Project description:High-dose busulfan (BU) followed by high-dose cyclophosphamide (CY) before allogeneic hematopoietic cell transplantation (HCT) has long been used as treatment for hematologic malignancies. Administration of phenytoin or newer alternative antiepileptic medications (AEMs) prevents seizures caused by BU. Phenytoin induces enzymes that increase exposure to active CY metabolites in vivo, whereas alternative AEMs do not have this effect. Lower exposure to active CY metabolites with the use of alternative AEMs could decrease the risk of toxicity but might increase the risk of recurrent malignancy after HCT. Previous studies have not determined whether outcomes with alternative AEMs differ from those with phenytoin in patients treated with BU/CY before allogeneic HCT. We studied a cohort of 2155 patients, including 1460 treated with phenytoin and 695 treated with alternative AEMs, who received BU/CY before allogeneic HCT between 2004 and 2014. We found no differences suggesting decreased overall survival or relapse-free survival or increased risks of relapse, nonrelapse mortality, acute or chronic graft-versus-host disease, or regimen-related toxicity associated with the use of alternative AEMs compared with phenytoin. The risk of dialysis was lower in the alternative AEM group than in the phenytoin group. Alternative AEMs are safe for prevention of seizures after BU administration and can avoid the undesirable toxicities and drug interactions caused by phenytoin.
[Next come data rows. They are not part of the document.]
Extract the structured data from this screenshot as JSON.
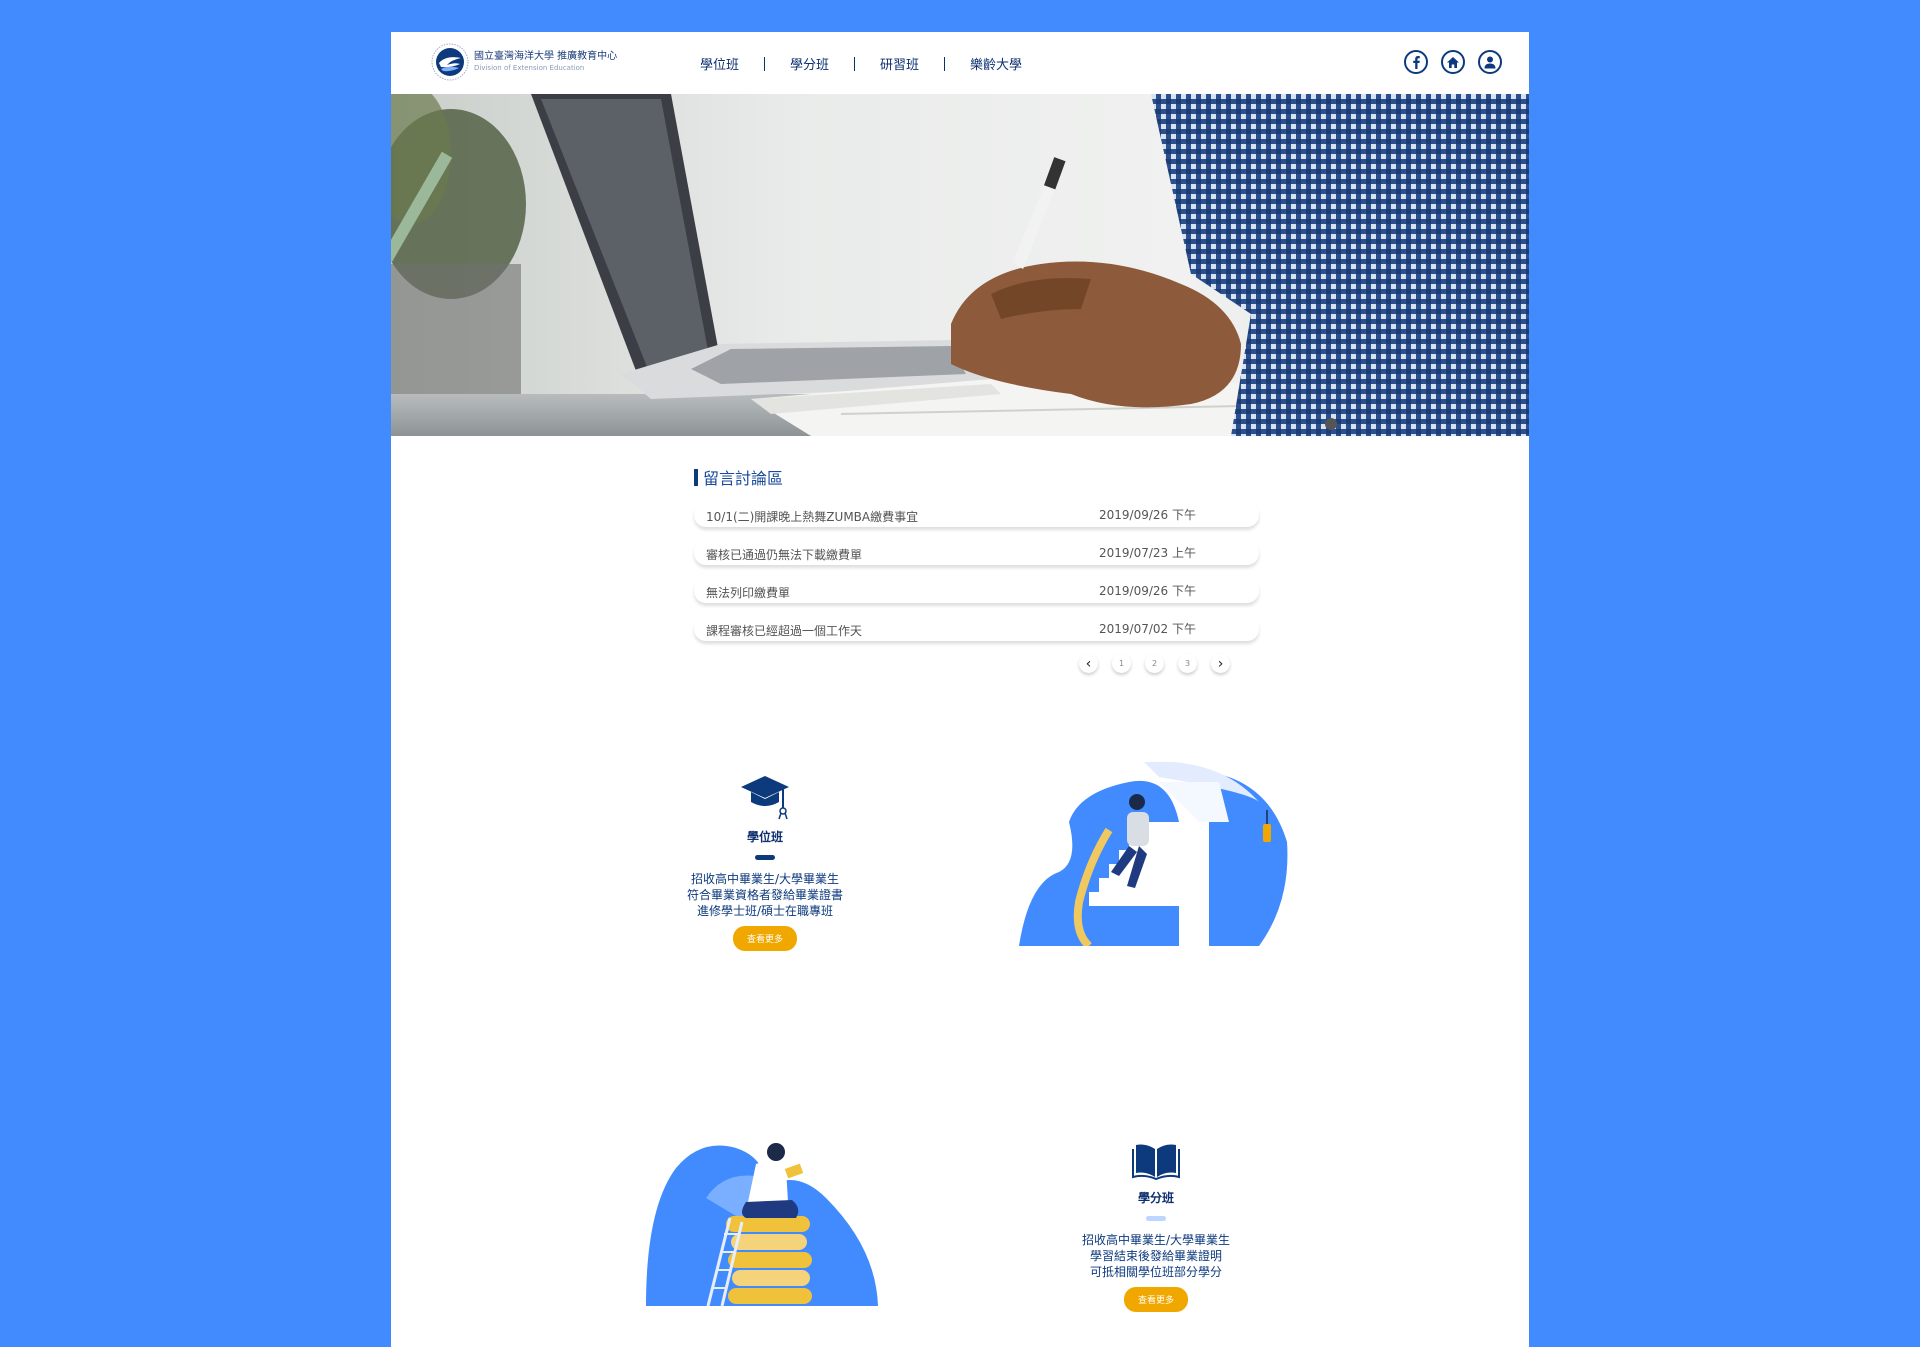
{
  "header": {
    "logo_cn": "國立臺灣海洋大學 推廣教育中心",
    "logo_en": "Division of Extension Education",
    "nav": [
      "學位班",
      "學分班",
      "研習班",
      "樂齡大學"
    ],
    "icons": [
      "facebook-icon",
      "home-icon",
      "user-icon"
    ]
  },
  "forum": {
    "title": "留言討論區",
    "rows": [
      {
        "title": "10/1(二)開課晚上熱舞ZUMBA繳費事宜",
        "date": "2019/09/26 下午"
      },
      {
        "title": "審核已通過仍無法下載繳費單",
        "date": "2019/07/23 上午"
      },
      {
        "title": "無法列印繳費單",
        "date": "2019/09/26 下午"
      },
      {
        "title": "課程審核已經超過一個工作天",
        "date": "2019/07/02 下午"
      }
    ],
    "pages": [
      "1",
      "2",
      "3"
    ],
    "prev": "‹",
    "next": "›"
  },
  "degree": {
    "title": "學位班",
    "desc": [
      "招收高中畢業生/大學畢業生",
      "符合畢業資格者發給畢業證書",
      "進修學士班/碩士在職專班"
    ],
    "button": "查看更多"
  },
  "credit": {
    "title": "學分班",
    "desc": [
      "招收高中畢業生/大學畢業生",
      "學習結束後發給畢業證明",
      "可抵相關學位班部分學分"
    ],
    "button": "查看更多"
  },
  "colors": {
    "background": "#418bff",
    "navy": "#0d3a7c",
    "button": "#f0a800",
    "bar_degree": "#0d3a7c",
    "bar_credit": "#bcd6ff"
  }
}
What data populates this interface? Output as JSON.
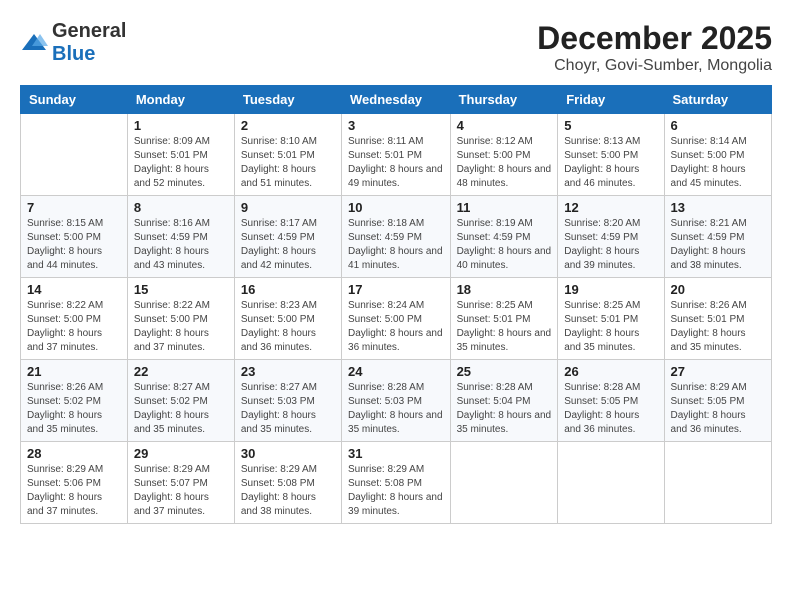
{
  "header": {
    "logo_general": "General",
    "logo_blue": "Blue",
    "title": "December 2025",
    "subtitle": "Choyr, Govi-Sumber, Mongolia"
  },
  "days_of_week": [
    "Sunday",
    "Monday",
    "Tuesday",
    "Wednesday",
    "Thursday",
    "Friday",
    "Saturday"
  ],
  "weeks": [
    [
      {
        "day": "",
        "sunrise": "",
        "sunset": "",
        "daylight": ""
      },
      {
        "day": "1",
        "sunrise": "Sunrise: 8:09 AM",
        "sunset": "Sunset: 5:01 PM",
        "daylight": "Daylight: 8 hours and 52 minutes."
      },
      {
        "day": "2",
        "sunrise": "Sunrise: 8:10 AM",
        "sunset": "Sunset: 5:01 PM",
        "daylight": "Daylight: 8 hours and 51 minutes."
      },
      {
        "day": "3",
        "sunrise": "Sunrise: 8:11 AM",
        "sunset": "Sunset: 5:01 PM",
        "daylight": "Daylight: 8 hours and 49 minutes."
      },
      {
        "day": "4",
        "sunrise": "Sunrise: 8:12 AM",
        "sunset": "Sunset: 5:00 PM",
        "daylight": "Daylight: 8 hours and 48 minutes."
      },
      {
        "day": "5",
        "sunrise": "Sunrise: 8:13 AM",
        "sunset": "Sunset: 5:00 PM",
        "daylight": "Daylight: 8 hours and 46 minutes."
      },
      {
        "day": "6",
        "sunrise": "Sunrise: 8:14 AM",
        "sunset": "Sunset: 5:00 PM",
        "daylight": "Daylight: 8 hours and 45 minutes."
      }
    ],
    [
      {
        "day": "7",
        "sunrise": "Sunrise: 8:15 AM",
        "sunset": "Sunset: 5:00 PM",
        "daylight": "Daylight: 8 hours and 44 minutes."
      },
      {
        "day": "8",
        "sunrise": "Sunrise: 8:16 AM",
        "sunset": "Sunset: 4:59 PM",
        "daylight": "Daylight: 8 hours and 43 minutes."
      },
      {
        "day": "9",
        "sunrise": "Sunrise: 8:17 AM",
        "sunset": "Sunset: 4:59 PM",
        "daylight": "Daylight: 8 hours and 42 minutes."
      },
      {
        "day": "10",
        "sunrise": "Sunrise: 8:18 AM",
        "sunset": "Sunset: 4:59 PM",
        "daylight": "Daylight: 8 hours and 41 minutes."
      },
      {
        "day": "11",
        "sunrise": "Sunrise: 8:19 AM",
        "sunset": "Sunset: 4:59 PM",
        "daylight": "Daylight: 8 hours and 40 minutes."
      },
      {
        "day": "12",
        "sunrise": "Sunrise: 8:20 AM",
        "sunset": "Sunset: 4:59 PM",
        "daylight": "Daylight: 8 hours and 39 minutes."
      },
      {
        "day": "13",
        "sunrise": "Sunrise: 8:21 AM",
        "sunset": "Sunset: 4:59 PM",
        "daylight": "Daylight: 8 hours and 38 minutes."
      }
    ],
    [
      {
        "day": "14",
        "sunrise": "Sunrise: 8:22 AM",
        "sunset": "Sunset: 5:00 PM",
        "daylight": "Daylight: 8 hours and 37 minutes."
      },
      {
        "day": "15",
        "sunrise": "Sunrise: 8:22 AM",
        "sunset": "Sunset: 5:00 PM",
        "daylight": "Daylight: 8 hours and 37 minutes."
      },
      {
        "day": "16",
        "sunrise": "Sunrise: 8:23 AM",
        "sunset": "Sunset: 5:00 PM",
        "daylight": "Daylight: 8 hours and 36 minutes."
      },
      {
        "day": "17",
        "sunrise": "Sunrise: 8:24 AM",
        "sunset": "Sunset: 5:00 PM",
        "daylight": "Daylight: 8 hours and 36 minutes."
      },
      {
        "day": "18",
        "sunrise": "Sunrise: 8:25 AM",
        "sunset": "Sunset: 5:01 PM",
        "daylight": "Daylight: 8 hours and 35 minutes."
      },
      {
        "day": "19",
        "sunrise": "Sunrise: 8:25 AM",
        "sunset": "Sunset: 5:01 PM",
        "daylight": "Daylight: 8 hours and 35 minutes."
      },
      {
        "day": "20",
        "sunrise": "Sunrise: 8:26 AM",
        "sunset": "Sunset: 5:01 PM",
        "daylight": "Daylight: 8 hours and 35 minutes."
      }
    ],
    [
      {
        "day": "21",
        "sunrise": "Sunrise: 8:26 AM",
        "sunset": "Sunset: 5:02 PM",
        "daylight": "Daylight: 8 hours and 35 minutes."
      },
      {
        "day": "22",
        "sunrise": "Sunrise: 8:27 AM",
        "sunset": "Sunset: 5:02 PM",
        "daylight": "Daylight: 8 hours and 35 minutes."
      },
      {
        "day": "23",
        "sunrise": "Sunrise: 8:27 AM",
        "sunset": "Sunset: 5:03 PM",
        "daylight": "Daylight: 8 hours and 35 minutes."
      },
      {
        "day": "24",
        "sunrise": "Sunrise: 8:28 AM",
        "sunset": "Sunset: 5:03 PM",
        "daylight": "Daylight: 8 hours and 35 minutes."
      },
      {
        "day": "25",
        "sunrise": "Sunrise: 8:28 AM",
        "sunset": "Sunset: 5:04 PM",
        "daylight": "Daylight: 8 hours and 35 minutes."
      },
      {
        "day": "26",
        "sunrise": "Sunrise: 8:28 AM",
        "sunset": "Sunset: 5:05 PM",
        "daylight": "Daylight: 8 hours and 36 minutes."
      },
      {
        "day": "27",
        "sunrise": "Sunrise: 8:29 AM",
        "sunset": "Sunset: 5:05 PM",
        "daylight": "Daylight: 8 hours and 36 minutes."
      }
    ],
    [
      {
        "day": "28",
        "sunrise": "Sunrise: 8:29 AM",
        "sunset": "Sunset: 5:06 PM",
        "daylight": "Daylight: 8 hours and 37 minutes."
      },
      {
        "day": "29",
        "sunrise": "Sunrise: 8:29 AM",
        "sunset": "Sunset: 5:07 PM",
        "daylight": "Daylight: 8 hours and 37 minutes."
      },
      {
        "day": "30",
        "sunrise": "Sunrise: 8:29 AM",
        "sunset": "Sunset: 5:08 PM",
        "daylight": "Daylight: 8 hours and 38 minutes."
      },
      {
        "day": "31",
        "sunrise": "Sunrise: 8:29 AM",
        "sunset": "Sunset: 5:08 PM",
        "daylight": "Daylight: 8 hours and 39 minutes."
      },
      {
        "day": "",
        "sunrise": "",
        "sunset": "",
        "daylight": ""
      },
      {
        "day": "",
        "sunrise": "",
        "sunset": "",
        "daylight": ""
      },
      {
        "day": "",
        "sunrise": "",
        "sunset": "",
        "daylight": ""
      }
    ]
  ]
}
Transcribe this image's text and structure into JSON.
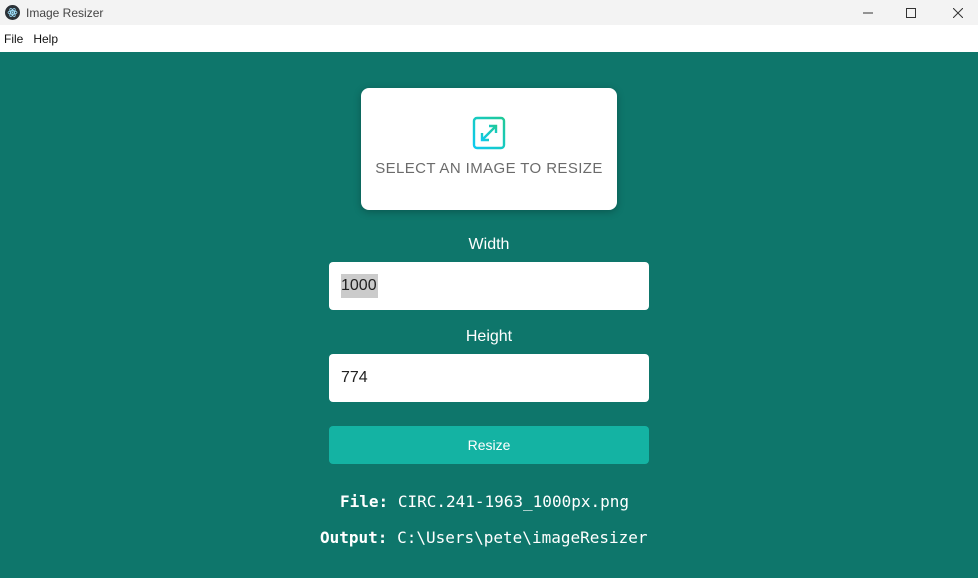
{
  "window": {
    "title": "Image Resizer"
  },
  "menu": {
    "items": [
      "File",
      "Help"
    ]
  },
  "select_card": {
    "label": "SELECT AN IMAGE TO RESIZE"
  },
  "form": {
    "width_label": "Width",
    "width_value": "1000",
    "height_label": "Height",
    "height_value": "774",
    "resize_button": "Resize"
  },
  "info": {
    "file_label": "File:",
    "file_value": "CIRC.241-1963_1000px.png",
    "output_label": "Output:",
    "output_value": "C:\\Users\\pete\\imageResizer"
  },
  "colors": {
    "background": "#0e766b",
    "button": "#14b3a3",
    "icon_gradient_start": "#20c997",
    "icon_gradient_end": "#0dcaf0"
  }
}
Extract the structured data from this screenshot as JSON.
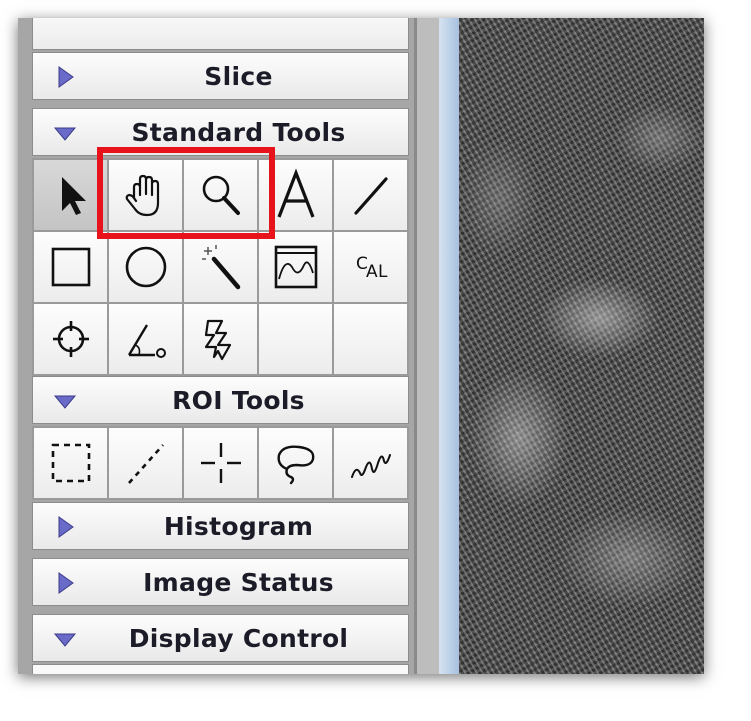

Project description:Alkaline polyelectrolyte fuel cell now receives growing attention as a promising candidate to serve as the next generation energy-generating device by enabling the use of non-precious metal catalysts (silver, cobalt, nickel et al.). However, the development and application of alkaline polyelectrolyte fuel cell is still blocked by the poor hydroxide conductivity of anion exchange membranes. In order to solve this problem, we demonstrate a methodology for the preparation of highly OH(-) conductive anion exchange polyelectrolytes with good alkaline tolerance and excellent dimensional stability. Polymer backbones were grafted with flexible aliphatic chains containing two or three quaternized ammonium groups. The highly flexible and hydrophilic multi-functionalized side chains prefer to aggregate together to facilitate the formation of well-defined hydrophilic-hydrophobic microphase separation, which is crucial for the superior OH(-) conductivity of 69?mS/cm at room temperature. Besides, the as-prepared AEMs also exhibit excellent alkaline tolerance as well as improved dimensional stability due to their carefully designed polymer architecture, which provide new directions to pursue high performance AEMs and are promising to serve as a candidate for fuel cell technology.